Do this every day.

No kid wants to shorten their sleep time when they burned 4,000 calories yesterday. That’s a fact. And someday when they’re in the Olympics, they’ll thank you. (Okay, probably not the Olympics thing. But if it makes you feel better to think that, please, be my guest.)

5. Marry Someone Less Stubbornly Addicted to Sleeping In

Choose a partner who espouses the old adage, “Early to bed, early to rise, blah, blah, blah.”

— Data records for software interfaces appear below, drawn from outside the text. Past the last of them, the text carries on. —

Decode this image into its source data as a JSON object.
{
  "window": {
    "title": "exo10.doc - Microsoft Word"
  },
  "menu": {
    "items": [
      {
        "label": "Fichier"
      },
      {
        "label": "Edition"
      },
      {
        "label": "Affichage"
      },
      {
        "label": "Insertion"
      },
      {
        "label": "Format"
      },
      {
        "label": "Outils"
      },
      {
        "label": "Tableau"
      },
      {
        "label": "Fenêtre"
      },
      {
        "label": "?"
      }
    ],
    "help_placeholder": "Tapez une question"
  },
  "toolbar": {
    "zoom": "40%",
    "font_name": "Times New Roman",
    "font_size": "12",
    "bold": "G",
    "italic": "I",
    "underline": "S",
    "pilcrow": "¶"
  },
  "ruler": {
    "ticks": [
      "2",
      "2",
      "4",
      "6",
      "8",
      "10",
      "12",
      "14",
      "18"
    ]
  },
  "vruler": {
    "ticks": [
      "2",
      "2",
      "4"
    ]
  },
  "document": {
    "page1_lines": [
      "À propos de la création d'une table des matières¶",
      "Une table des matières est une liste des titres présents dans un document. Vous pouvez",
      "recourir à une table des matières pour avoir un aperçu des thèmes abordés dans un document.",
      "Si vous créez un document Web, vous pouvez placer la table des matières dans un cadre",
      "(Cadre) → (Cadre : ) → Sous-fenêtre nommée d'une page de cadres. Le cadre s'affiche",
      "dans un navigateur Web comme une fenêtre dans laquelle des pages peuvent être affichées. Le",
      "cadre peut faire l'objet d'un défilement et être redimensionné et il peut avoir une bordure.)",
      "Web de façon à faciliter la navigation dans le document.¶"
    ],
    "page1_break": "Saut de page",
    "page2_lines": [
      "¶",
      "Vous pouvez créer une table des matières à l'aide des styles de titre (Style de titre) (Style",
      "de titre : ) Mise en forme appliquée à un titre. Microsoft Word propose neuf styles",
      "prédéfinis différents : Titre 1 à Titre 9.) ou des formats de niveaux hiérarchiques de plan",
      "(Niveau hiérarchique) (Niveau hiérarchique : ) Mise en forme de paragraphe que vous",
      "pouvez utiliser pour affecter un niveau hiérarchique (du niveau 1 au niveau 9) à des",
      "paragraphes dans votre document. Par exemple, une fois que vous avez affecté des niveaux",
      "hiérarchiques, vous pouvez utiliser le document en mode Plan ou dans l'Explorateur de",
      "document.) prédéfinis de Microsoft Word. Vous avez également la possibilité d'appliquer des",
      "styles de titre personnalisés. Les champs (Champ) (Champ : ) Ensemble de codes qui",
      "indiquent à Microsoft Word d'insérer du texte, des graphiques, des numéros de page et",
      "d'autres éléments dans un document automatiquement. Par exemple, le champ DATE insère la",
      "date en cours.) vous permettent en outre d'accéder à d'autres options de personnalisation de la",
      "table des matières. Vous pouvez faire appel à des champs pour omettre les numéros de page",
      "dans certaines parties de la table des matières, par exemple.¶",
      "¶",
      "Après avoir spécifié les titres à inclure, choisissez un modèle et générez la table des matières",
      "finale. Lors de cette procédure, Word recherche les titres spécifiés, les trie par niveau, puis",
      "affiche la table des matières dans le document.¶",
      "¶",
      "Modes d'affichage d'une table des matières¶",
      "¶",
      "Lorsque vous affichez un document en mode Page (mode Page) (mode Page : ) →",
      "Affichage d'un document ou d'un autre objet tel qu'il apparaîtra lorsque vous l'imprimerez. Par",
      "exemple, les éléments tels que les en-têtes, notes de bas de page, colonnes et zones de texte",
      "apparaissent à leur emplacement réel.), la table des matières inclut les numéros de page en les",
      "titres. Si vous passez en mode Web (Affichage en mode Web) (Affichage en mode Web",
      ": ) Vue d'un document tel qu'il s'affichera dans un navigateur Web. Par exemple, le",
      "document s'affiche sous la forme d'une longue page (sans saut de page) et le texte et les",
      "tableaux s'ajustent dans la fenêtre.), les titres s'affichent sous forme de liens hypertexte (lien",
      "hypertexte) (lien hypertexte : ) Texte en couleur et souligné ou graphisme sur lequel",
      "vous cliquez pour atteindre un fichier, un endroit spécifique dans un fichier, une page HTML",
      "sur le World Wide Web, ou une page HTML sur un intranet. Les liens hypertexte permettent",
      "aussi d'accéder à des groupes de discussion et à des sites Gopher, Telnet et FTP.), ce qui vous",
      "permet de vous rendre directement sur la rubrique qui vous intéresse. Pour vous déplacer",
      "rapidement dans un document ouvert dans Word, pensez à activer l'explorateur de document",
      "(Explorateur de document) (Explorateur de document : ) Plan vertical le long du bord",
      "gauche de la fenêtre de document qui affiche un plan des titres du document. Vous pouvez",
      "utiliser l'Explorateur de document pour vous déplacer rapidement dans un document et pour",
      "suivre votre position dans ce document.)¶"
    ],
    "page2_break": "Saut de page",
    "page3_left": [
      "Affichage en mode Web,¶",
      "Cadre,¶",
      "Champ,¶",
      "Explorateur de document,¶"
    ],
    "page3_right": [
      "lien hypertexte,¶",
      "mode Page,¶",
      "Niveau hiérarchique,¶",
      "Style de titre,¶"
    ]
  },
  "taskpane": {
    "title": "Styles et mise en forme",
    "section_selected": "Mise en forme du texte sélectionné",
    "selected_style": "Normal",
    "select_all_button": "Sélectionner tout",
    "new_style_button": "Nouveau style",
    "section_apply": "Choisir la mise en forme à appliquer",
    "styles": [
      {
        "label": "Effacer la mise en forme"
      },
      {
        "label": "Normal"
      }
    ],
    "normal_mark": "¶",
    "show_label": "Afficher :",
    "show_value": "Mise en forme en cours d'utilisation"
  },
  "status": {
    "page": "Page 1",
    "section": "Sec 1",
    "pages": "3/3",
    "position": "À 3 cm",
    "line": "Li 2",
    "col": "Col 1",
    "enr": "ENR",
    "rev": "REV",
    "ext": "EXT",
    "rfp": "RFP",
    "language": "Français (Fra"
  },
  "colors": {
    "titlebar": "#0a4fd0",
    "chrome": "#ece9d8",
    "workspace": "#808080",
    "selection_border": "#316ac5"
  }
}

And no, this didn’t work out for me. I think early birds are annoying. I mean, your kids will wake you up for what? Five, ten years, max. But theoretically, you are married to Chatty Early Morning Chipper Pants for life. You’ll sleep in, sure—maybe even get breakfast in bed. But you have to sleep next to this person who likes to wake up early for eternity. That sounds like hell on earth to me.

So, sure, it’s an option—just not my favorite option.

And in the end, there will still be mornings for waking up early: long car trips to Grammy’s, the real Christmas-Kwanz-ukkah-Ramadan for the next 16 years (until they follow their boyfriend to Spain to run with the bulls), and sigh, you’ll be waking up early for the first day of kindergarten for your youngest child. Because she’s your last, and this will be your last first day of kindergarten.

Yes, I get it, Jim Croce. Tomorrow they’ll want to borrow the car keys. I think about it all the time, the ephemeral nature of these halcyon days, how these moments will slip by all too fast. Occasionally I’d like to put time in a bottle, too. It’s a little bit hard to imagine we wouldn’t want to gobble up every minute with their darling footy-sleeper-pajamaed bodies before they start to smell bad, grow facial hair, and beg to sleep until noon.

It’s enough to make a girl want to start scrapbooking.

But, a little bit, I’m here to remind you that these sepia-tinted memories of their childhoods will be a whole bunch sweeter to behold if none of those photo ops begin until after 7 a.m. (8 a.m. on weekends, max).